AirAsia: more than an airline

posted on 1st December 2022
AirAsia: more than an airline

Muhammad Sharir, Network Planning Manager at the AirAsia Group, took to the exhibition stage to explain to Routes delegates how the structure of south-east Asia’s pioneering low-cost airline is evolving and recovering.
“We are no longer just an airline” was his key message, with a name change to Capital A which “reflects the Group’s new core business strategy as an investment holding company with a portfolio of synergistic travel and lifestyle businesses, which have rapidly transformed the AirAsia brand into much more than just an airline”.
The carriers remain the largest components of Capital A, for now, but the holding also contains a travel web app, logistics businesses, financial services, a “ventures builder” and aviation services such as maintenance and overhaul.

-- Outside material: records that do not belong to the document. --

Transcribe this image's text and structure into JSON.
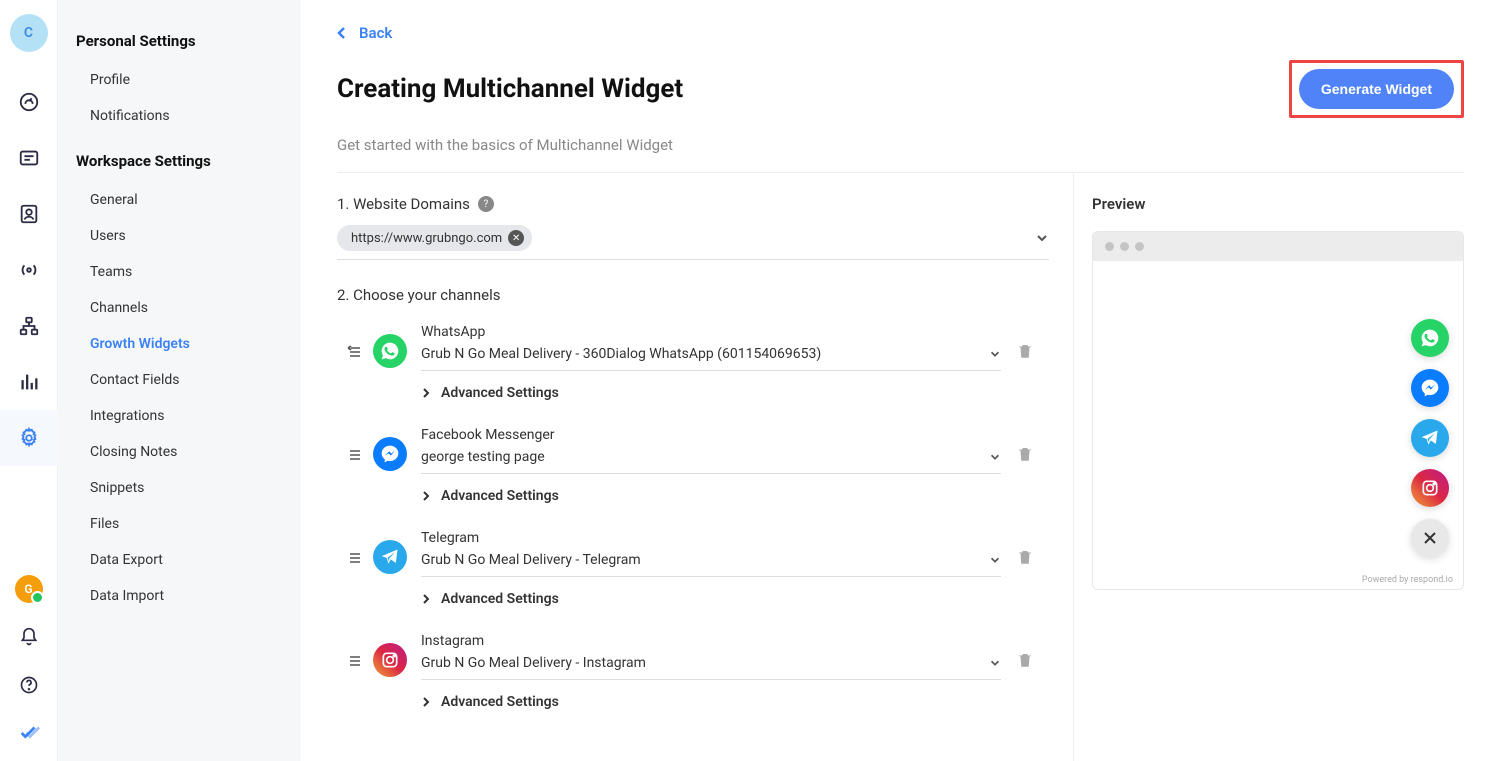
{
  "rail": {
    "avatar_letter": "C",
    "bottom_avatar_letter": "G"
  },
  "sidebar": {
    "personal_section": "Personal Settings",
    "workspace_section": "Workspace Settings",
    "personal_items": [
      "Profile",
      "Notifications"
    ],
    "workspace_items": [
      "General",
      "Users",
      "Teams",
      "Channels",
      "Growth Widgets",
      "Contact Fields",
      "Integrations",
      "Closing Notes",
      "Snippets",
      "Files",
      "Data Export",
      "Data Import"
    ],
    "active_item": "Growth Widgets"
  },
  "page": {
    "back_label": "Back",
    "title": "Creating Multichannel Widget",
    "subtitle": "Get started with the basics of Multichannel Widget",
    "generate_button": "Generate Widget"
  },
  "steps": {
    "domains_label": "1. Website Domains",
    "channels_label": "2. Choose your channels",
    "domain_value": "https://www.grubngo.com"
  },
  "channels": [
    {
      "type": "whatsapp",
      "name": "WhatsApp",
      "value": "Grub N Go Meal Delivery - 360Dialog WhatsApp (601154069653)",
      "advanced": "Advanced Settings"
    },
    {
      "type": "messenger",
      "name": "Facebook Messenger",
      "value": "george testing page",
      "advanced": "Advanced Settings"
    },
    {
      "type": "telegram",
      "name": "Telegram",
      "value": "Grub N Go Meal Delivery - Telegram",
      "advanced": "Advanced Settings"
    },
    {
      "type": "instagram",
      "name": "Instagram",
      "value": "Grub N Go Meal Delivery - Instagram",
      "advanced": "Advanced Settings"
    }
  ],
  "preview": {
    "title": "Preview",
    "footer": "Powered by respond.io"
  }
}
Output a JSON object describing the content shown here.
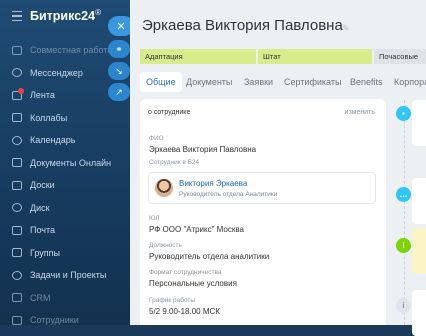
{
  "app": {
    "logo": "Битрикс24",
    "logo_mark": "®"
  },
  "sidebar": {
    "items": [
      {
        "label": "Совместная работа",
        "icon": "team-icon",
        "dim": true
      },
      {
        "label": "Мессенджер",
        "icon": "chat-icon"
      },
      {
        "label": "Лента",
        "icon": "feed-icon",
        "badge": true
      },
      {
        "label": "Коллабы",
        "icon": "collab-icon"
      },
      {
        "label": "Календарь",
        "icon": "calendar-icon"
      },
      {
        "label": "Документы Онлайн",
        "icon": "documents-icon"
      },
      {
        "label": "Доски",
        "icon": "boards-icon"
      },
      {
        "label": "Диск",
        "icon": "disk-icon"
      },
      {
        "label": "Почта",
        "icon": "mail-icon"
      },
      {
        "label": "Группы",
        "icon": "groups-icon"
      },
      {
        "label": "Задачи и Проекты",
        "icon": "tasks-icon"
      },
      {
        "label": "CRM",
        "icon": "crm-icon",
        "dim": true
      },
      {
        "label": "Сотрудники",
        "icon": "employees-icon",
        "dim": true
      }
    ]
  },
  "float_buttons": {
    "close": "✕",
    "link": "⚭",
    "minimize": "↘",
    "open_new": "↗"
  },
  "panel": {
    "title": "Эркаева Виктория Павловна",
    "stages": [
      {
        "label": "Адаптация",
        "color": "#d7ec8b"
      },
      {
        "label": "Штат",
        "color": "#d7ec8b"
      },
      {
        "label": "Почасовые",
        "color": "#dfe3e8"
      }
    ],
    "tabs": [
      "Общие",
      "Документы",
      "Заявки",
      "Сертификаты",
      "Benefits",
      "Корпора"
    ],
    "active_tab": "Общие"
  },
  "card": {
    "heading": "о сотруднике",
    "edit_link": "изменить",
    "fields": {
      "fio_label": "ФИО",
      "fio_value": "Эркаева Виктория Павловна",
      "b24_label": "Сотрудник в Б24",
      "user_name": "Виктория Эркаева",
      "user_position": "Руководитель отдела Аналитики",
      "company_label": "ЮЛ",
      "company_value": "РФ ООО \"Атрикс\" Москва",
      "position_label": "Должность",
      "position_value": "Руководитель отдела аналитики",
      "employment_label": "Формат сотрудничества",
      "employment_value": "Персональные условия",
      "schedule_label": "График работы",
      "schedule_value": "5/2 9.00-18.00 МСК"
    }
  },
  "timeline": {
    "icons": [
      {
        "icon": "chat-bubble-icon",
        "color": "#2fc6f6",
        "glyph": "▪"
      },
      {
        "icon": "comment-icon",
        "color": "#2fc6f6",
        "glyph": "…"
      },
      {
        "icon": "info-icon",
        "color": "#7bd500",
        "glyph": "i"
      },
      {
        "icon": "info-outline-icon",
        "color": "#e0e4e8",
        "glyph": "i"
      }
    ]
  }
}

Capital A was launched in February 2022. According to Sharir, the vision of AirAsia founder Tony Fernandes is for non-airline businesses to grow to 50% of the group’s revenue base over the next few years.
The AirAsia airlines were hit hard by the pandemic, seeing revenues plummet in 2021 as travel was stunted. AirAsia has four operational airlines in Malaysia, Thailand, Indonesia, and Philippines. In 2021, total passenger numbers fell to under 5 million.
However, recovery is underway with 50-60% of traffic and its fleet back at the time of Routes, said Sharir. The rebound would be faster still if China were open, as that represents 24% of its market.
At its peak in 2019, AirAsia’s airlines carried over 80 million passengers, and flew 244 aircraft on 387 routes, explains Sharir. However, it is the largest foreign carrier in eight countries where it does not have an operating certificate, demonstrating its market strength, said Sharir. In addition, there are 107 unique routes that are unserved in the region, showing there is plenty of travel demand still to be stimulated, he said.
This year the carrier has launched 24 new domestic routes and six new international ones. The aircraft that cannot be used on Chinese services are being redeployed on routes to India, Bangladesh and across south-east Asia.
Capital A’s medium-haul carrier, called AirAsia X, is reactivating its fleet of 12 Airbus A330-300s to relaunch its network around Asia-Pacific and look for growth opportunities, said Sharir. Services to Seoul, Sydney, Melbourne, Delhi and Taipei will be operating in the fourth quarter of 2022.